The Togo-flagged Lebanese ship carrying humanitarian aid to Gaza, including 1,100 units of blood, was intercepted by Israel's navy on Thursday and was towed to the Israeli port of Ashdod after being surrounded by naval gunboats.
There were eighteen people, of Syrian, Lebanese, Indian and British origin, on board the ship. They were mostly deported according to their nationalities, although an 84-year-old former Catholic archbishop of Jerusalem, Monsignor Hilarion Capucci, was among those who were sent to Syria.
Media reports said Israeli forces beat some of the activists. The units of blood were sent into Gaza, while the rest of the supplies were being examined before possibly being sent on to the enclave. No weapons were found on the ship, the Israeli military said.
The Israeli navy had initially "prevented the ship from entering Gaza waters" and ordered the vessel to head for Egypt, but the crew failed to obey, the Haaretz newspaper quoted Israeli Defense Minister Ehud Barak as saying.
Some media reports said that the ship was fired on by Israel.
However, the Israel Defense Forces said in a statement that, "No gunshots were fired on board during the boarding and capturing of the cargo boat."
The statement stressed that "any organization or country that wishes to transfer humanitarian aid to the Gaza Strip can do so via the established crossings between Israel and the Gaza Strip with prior coordination."

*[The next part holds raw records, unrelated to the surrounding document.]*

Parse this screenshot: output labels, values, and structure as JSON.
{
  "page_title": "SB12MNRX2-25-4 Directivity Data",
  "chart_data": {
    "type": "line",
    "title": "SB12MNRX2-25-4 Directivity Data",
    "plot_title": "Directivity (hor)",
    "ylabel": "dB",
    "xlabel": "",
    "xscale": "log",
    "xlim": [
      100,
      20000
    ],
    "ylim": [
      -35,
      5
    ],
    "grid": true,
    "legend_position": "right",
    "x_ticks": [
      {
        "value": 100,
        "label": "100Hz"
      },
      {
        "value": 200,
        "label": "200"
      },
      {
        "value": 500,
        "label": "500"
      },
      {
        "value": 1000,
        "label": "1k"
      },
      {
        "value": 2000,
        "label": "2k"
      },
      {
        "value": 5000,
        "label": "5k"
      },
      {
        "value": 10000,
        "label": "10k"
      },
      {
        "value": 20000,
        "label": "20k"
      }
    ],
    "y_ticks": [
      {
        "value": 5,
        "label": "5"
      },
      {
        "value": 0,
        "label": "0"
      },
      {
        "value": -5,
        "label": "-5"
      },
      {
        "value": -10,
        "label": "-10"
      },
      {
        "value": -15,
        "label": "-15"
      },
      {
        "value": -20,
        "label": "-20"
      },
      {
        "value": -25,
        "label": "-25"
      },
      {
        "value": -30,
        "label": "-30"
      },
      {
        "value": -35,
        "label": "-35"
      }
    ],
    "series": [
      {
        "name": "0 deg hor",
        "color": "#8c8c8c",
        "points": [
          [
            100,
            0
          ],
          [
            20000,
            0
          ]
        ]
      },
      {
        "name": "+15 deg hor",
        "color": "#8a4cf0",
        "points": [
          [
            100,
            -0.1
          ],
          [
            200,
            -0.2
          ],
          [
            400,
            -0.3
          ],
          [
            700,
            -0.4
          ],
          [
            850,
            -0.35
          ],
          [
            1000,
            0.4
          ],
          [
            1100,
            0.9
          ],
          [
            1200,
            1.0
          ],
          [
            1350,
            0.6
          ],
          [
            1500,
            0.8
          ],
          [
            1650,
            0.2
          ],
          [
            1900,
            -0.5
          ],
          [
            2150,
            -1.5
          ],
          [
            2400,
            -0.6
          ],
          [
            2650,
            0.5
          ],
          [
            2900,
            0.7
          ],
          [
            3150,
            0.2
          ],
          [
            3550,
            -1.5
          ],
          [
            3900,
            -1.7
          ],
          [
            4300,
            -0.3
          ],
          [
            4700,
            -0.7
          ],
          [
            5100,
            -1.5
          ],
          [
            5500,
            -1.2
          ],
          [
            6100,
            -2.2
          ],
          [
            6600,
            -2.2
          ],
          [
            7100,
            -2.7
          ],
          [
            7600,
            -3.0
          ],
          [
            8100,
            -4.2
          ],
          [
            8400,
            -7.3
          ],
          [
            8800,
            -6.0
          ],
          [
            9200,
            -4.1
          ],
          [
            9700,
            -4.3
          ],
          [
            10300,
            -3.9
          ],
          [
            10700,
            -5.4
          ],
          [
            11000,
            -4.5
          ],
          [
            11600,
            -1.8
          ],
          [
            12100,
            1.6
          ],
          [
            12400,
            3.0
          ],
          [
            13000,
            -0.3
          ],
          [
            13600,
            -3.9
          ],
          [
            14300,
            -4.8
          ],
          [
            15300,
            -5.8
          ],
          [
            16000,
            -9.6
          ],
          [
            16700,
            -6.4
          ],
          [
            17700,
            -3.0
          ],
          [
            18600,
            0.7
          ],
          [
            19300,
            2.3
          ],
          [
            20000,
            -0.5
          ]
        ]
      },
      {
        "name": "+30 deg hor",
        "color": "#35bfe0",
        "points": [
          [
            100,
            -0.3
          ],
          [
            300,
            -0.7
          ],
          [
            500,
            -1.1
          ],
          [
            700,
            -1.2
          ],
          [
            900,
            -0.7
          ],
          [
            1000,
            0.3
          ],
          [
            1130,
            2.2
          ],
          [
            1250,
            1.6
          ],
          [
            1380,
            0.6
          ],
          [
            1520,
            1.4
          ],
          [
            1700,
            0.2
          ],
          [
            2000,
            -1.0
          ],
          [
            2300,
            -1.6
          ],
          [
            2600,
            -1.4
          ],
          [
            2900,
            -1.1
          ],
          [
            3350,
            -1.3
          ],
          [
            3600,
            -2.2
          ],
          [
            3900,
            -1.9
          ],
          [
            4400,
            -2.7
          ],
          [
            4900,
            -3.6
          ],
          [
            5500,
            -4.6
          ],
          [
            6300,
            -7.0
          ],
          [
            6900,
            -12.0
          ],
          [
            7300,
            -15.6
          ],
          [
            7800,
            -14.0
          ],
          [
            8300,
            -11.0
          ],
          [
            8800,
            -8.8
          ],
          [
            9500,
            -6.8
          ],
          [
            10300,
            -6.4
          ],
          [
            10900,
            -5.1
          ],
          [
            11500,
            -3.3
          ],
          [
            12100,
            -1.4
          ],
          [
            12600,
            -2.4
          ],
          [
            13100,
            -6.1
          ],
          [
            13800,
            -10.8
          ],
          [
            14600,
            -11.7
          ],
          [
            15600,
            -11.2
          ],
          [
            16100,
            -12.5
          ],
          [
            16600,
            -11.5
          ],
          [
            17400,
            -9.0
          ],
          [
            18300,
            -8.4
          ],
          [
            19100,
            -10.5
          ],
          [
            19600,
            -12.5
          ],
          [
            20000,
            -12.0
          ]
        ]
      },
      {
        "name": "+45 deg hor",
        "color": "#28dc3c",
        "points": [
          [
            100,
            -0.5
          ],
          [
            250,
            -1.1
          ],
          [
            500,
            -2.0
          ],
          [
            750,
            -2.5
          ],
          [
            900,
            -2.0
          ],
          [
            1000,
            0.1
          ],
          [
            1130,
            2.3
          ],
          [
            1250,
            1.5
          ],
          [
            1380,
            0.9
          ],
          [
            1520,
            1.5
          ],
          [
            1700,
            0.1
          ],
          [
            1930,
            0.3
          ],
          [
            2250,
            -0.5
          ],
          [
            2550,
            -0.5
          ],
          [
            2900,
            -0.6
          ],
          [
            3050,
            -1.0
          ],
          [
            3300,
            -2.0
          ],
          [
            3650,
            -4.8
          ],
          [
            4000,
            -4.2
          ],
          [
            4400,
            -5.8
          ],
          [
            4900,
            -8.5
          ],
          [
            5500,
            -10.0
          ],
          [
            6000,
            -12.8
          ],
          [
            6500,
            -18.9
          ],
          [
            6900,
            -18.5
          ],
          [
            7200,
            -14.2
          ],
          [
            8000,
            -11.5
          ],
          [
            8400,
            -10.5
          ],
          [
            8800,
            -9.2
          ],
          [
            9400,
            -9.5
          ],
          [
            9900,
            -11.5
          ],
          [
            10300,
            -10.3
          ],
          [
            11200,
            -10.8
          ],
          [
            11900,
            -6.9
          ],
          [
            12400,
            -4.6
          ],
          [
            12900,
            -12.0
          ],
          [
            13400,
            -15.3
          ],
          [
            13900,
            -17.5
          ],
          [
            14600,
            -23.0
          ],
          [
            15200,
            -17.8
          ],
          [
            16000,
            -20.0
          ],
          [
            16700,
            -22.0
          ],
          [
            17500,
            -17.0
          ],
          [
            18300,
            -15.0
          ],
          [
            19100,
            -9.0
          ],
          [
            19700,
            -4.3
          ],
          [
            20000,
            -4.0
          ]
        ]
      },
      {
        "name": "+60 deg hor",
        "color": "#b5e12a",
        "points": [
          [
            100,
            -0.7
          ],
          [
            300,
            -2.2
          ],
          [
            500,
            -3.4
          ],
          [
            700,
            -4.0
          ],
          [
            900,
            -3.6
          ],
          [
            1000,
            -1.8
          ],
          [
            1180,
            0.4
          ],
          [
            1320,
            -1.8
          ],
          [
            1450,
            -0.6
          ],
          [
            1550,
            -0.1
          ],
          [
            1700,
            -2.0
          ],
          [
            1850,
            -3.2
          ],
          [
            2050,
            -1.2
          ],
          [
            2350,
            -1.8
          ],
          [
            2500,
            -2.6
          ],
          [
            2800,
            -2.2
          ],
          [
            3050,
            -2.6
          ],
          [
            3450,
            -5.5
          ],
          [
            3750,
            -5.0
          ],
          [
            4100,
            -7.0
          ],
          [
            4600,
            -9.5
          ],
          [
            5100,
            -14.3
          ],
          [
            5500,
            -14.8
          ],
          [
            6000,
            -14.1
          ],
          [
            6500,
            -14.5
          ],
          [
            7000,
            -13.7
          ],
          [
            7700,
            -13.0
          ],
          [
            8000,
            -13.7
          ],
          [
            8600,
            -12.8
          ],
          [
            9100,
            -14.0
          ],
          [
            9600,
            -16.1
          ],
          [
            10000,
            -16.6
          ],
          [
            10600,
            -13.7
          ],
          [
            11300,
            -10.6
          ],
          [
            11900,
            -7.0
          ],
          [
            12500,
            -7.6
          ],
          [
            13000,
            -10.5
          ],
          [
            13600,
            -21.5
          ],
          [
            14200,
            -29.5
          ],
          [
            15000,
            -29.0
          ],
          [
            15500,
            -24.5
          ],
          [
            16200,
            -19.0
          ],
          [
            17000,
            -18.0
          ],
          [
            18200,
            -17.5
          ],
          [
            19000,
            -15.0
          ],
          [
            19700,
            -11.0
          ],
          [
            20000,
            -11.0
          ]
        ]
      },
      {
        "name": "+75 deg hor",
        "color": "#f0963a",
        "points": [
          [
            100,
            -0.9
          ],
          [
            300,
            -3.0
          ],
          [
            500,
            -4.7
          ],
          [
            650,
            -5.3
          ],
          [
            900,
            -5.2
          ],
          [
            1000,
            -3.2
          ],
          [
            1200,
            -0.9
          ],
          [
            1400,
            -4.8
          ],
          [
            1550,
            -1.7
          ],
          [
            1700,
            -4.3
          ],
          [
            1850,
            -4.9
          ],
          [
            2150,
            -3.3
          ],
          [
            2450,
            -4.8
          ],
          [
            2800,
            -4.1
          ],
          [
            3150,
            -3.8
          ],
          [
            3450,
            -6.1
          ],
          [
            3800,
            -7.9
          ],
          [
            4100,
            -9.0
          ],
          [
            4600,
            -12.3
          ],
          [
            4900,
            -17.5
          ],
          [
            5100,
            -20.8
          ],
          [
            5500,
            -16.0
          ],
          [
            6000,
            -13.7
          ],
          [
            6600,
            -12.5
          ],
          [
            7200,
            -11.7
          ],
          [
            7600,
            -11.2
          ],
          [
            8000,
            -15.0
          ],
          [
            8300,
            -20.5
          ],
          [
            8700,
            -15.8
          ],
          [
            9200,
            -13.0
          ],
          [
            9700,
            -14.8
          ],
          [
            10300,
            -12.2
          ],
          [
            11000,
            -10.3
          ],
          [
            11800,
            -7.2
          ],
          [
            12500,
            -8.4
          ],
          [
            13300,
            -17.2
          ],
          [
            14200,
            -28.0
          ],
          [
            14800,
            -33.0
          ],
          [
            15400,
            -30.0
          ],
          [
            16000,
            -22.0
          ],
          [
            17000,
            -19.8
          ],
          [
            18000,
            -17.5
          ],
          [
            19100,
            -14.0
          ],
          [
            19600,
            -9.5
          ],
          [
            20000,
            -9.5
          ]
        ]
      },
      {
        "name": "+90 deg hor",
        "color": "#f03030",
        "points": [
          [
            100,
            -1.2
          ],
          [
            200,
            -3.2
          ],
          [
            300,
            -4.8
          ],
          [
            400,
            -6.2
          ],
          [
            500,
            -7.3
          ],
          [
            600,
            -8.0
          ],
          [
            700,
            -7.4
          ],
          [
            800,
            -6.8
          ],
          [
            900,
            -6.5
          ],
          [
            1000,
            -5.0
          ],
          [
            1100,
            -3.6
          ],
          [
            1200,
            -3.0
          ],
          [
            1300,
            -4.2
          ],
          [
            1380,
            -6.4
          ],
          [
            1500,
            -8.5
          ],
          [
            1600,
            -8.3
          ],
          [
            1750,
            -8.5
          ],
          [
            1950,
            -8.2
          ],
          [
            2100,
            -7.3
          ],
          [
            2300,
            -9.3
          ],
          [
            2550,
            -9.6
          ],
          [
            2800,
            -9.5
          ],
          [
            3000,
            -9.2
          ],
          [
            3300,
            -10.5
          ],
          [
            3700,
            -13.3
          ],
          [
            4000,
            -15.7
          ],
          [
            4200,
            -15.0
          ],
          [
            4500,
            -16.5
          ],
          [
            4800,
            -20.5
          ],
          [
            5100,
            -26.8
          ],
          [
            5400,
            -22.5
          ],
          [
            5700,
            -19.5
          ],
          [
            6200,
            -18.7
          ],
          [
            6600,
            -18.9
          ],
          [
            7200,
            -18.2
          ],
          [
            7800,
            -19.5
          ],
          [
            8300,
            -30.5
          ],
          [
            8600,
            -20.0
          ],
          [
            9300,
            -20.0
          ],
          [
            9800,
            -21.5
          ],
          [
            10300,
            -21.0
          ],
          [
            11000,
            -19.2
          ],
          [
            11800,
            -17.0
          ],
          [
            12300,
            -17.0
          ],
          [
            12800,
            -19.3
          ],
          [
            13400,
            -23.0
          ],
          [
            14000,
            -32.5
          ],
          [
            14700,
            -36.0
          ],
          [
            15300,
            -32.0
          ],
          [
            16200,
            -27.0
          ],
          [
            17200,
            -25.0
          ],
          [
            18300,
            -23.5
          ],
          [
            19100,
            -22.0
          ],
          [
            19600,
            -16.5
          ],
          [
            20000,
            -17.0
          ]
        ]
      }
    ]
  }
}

Israel's Operation Cast Lead, which ended in mid-January, killed some 1,300 Palestinians in Gaza and injured over 5,300 others. Up to 50,000 people were also left homeless in the Hamas-controlled enclave of 1.5 million.